Mopane Worms Topic of Paper Presented by UKZN Academic at Conference in Germany
A UKZN Lecturer addressed a conference in Germany on the commercialisation of the mopane worm as a food source.
Dr Lloyd Baiyegunhi of the Discipline of Agricultural Economics in the School of Agricultural, Earth and Environmental Sciences (SAEES) spoke on the issue at the annual Conference on Tropical and Subtropical Agricultural and Natural Resource Management (Tropentag), organised by the Leibniz Centre for Agricultural Landscape Research (ZALF) in Müncheberg and the Humboldt-Universität Berlin.
Baiyegunhi presented a paper titled: “Commercialisation of the Mopane Worm (Imbrasia belina) in Rural Households in the Limpopo Province, South Africa”.

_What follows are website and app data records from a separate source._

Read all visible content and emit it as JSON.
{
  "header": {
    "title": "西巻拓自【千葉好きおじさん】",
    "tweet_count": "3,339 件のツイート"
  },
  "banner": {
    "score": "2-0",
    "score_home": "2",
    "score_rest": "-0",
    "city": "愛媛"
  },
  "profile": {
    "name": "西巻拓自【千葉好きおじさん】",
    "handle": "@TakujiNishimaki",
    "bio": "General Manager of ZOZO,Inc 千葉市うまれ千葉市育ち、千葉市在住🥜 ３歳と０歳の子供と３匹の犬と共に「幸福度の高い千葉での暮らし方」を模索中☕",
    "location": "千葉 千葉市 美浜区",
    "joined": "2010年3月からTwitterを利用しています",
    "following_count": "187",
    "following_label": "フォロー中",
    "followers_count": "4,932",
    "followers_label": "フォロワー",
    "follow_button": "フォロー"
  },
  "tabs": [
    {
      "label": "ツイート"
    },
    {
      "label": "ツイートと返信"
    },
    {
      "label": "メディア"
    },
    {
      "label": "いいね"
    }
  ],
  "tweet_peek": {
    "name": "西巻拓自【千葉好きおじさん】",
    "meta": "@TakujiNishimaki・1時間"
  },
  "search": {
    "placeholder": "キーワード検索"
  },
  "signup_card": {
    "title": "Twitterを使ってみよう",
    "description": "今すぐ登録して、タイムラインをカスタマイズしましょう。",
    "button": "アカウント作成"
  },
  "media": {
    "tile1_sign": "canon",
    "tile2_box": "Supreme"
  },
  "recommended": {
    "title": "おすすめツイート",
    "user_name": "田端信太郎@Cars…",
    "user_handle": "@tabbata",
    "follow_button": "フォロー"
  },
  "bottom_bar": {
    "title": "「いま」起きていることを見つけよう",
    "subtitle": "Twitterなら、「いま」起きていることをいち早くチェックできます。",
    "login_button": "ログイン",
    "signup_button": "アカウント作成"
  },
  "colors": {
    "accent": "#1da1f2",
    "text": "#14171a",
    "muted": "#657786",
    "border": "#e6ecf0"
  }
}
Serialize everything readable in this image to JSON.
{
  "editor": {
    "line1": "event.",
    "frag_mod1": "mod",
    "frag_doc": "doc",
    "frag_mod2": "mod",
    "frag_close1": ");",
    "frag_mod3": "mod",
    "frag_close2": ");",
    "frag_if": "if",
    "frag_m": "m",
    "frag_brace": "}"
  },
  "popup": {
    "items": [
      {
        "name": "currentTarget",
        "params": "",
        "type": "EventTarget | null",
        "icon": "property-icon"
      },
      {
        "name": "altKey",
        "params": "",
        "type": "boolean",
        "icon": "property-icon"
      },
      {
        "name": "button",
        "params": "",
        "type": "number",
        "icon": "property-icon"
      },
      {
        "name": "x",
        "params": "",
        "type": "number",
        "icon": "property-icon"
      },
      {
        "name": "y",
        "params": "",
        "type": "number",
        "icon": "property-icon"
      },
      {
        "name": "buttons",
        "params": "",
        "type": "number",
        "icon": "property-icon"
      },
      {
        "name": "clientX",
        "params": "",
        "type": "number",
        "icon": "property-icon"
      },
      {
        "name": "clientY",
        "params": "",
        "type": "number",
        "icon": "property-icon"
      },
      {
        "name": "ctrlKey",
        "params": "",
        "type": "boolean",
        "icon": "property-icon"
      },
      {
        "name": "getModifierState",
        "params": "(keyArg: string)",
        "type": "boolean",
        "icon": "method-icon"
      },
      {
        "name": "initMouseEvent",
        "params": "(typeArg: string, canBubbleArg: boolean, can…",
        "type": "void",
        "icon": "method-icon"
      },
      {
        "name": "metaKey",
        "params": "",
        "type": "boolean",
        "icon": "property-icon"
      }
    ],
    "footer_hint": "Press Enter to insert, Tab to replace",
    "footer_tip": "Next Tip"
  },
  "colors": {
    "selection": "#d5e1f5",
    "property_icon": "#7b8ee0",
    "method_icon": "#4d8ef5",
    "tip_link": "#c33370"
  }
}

Mopane worms are caterpillars from the emperor moth Imbrasia belina, which feed virtually solely on the mopane tree Colophospermum mopane. They are a valuable Non-Timber Forest Product (NTFP) resource used for subsistence and sold to generate income by rural households in southern Africa.
Baiyegunhi’s presentation was informed by the work of a UKZN Agricultural Economics Masters student, Ms Beatrice Oppong, who graduated in 2014 and was supervised by Baiyegunhi and Ms Grany Senyolo.
Three papers have been published in scientific journals from this research, covering several issues including the contribution of mopane worm to rural households’ food security and livelihood.
The paper received considerable attention at the Conference, which is a development-oriented and interdisciplinary event. Given that the theme was “Management of Land Use Systems for Enhanced Food Security - Conflicts, Controversies and Resolutions”, Baiyegunhi’s presentation fitted well into the focus by addressing the implications that continued over-exploitation and commercialisation had for long-term management of the mopane woodlands in the northern parts of South Africa.
Tropentag is designed to provide a forum for the discussion on issues such as resource management, environment, agriculture, forestry, fisheries, food, nutrition and related sciences in the context of rural development, sustainable resource use and poverty alleviation worldwide.
The Conference attracted more than 1 000 participants from 62 countries - an all-time record for the annual event. According to Baiyegunhi, the event featured interesting, encouraging, and sometimes controversial discussions as well as many impressive posters documenting high level research, with over 140 oral presentations covering all fields of research related to development.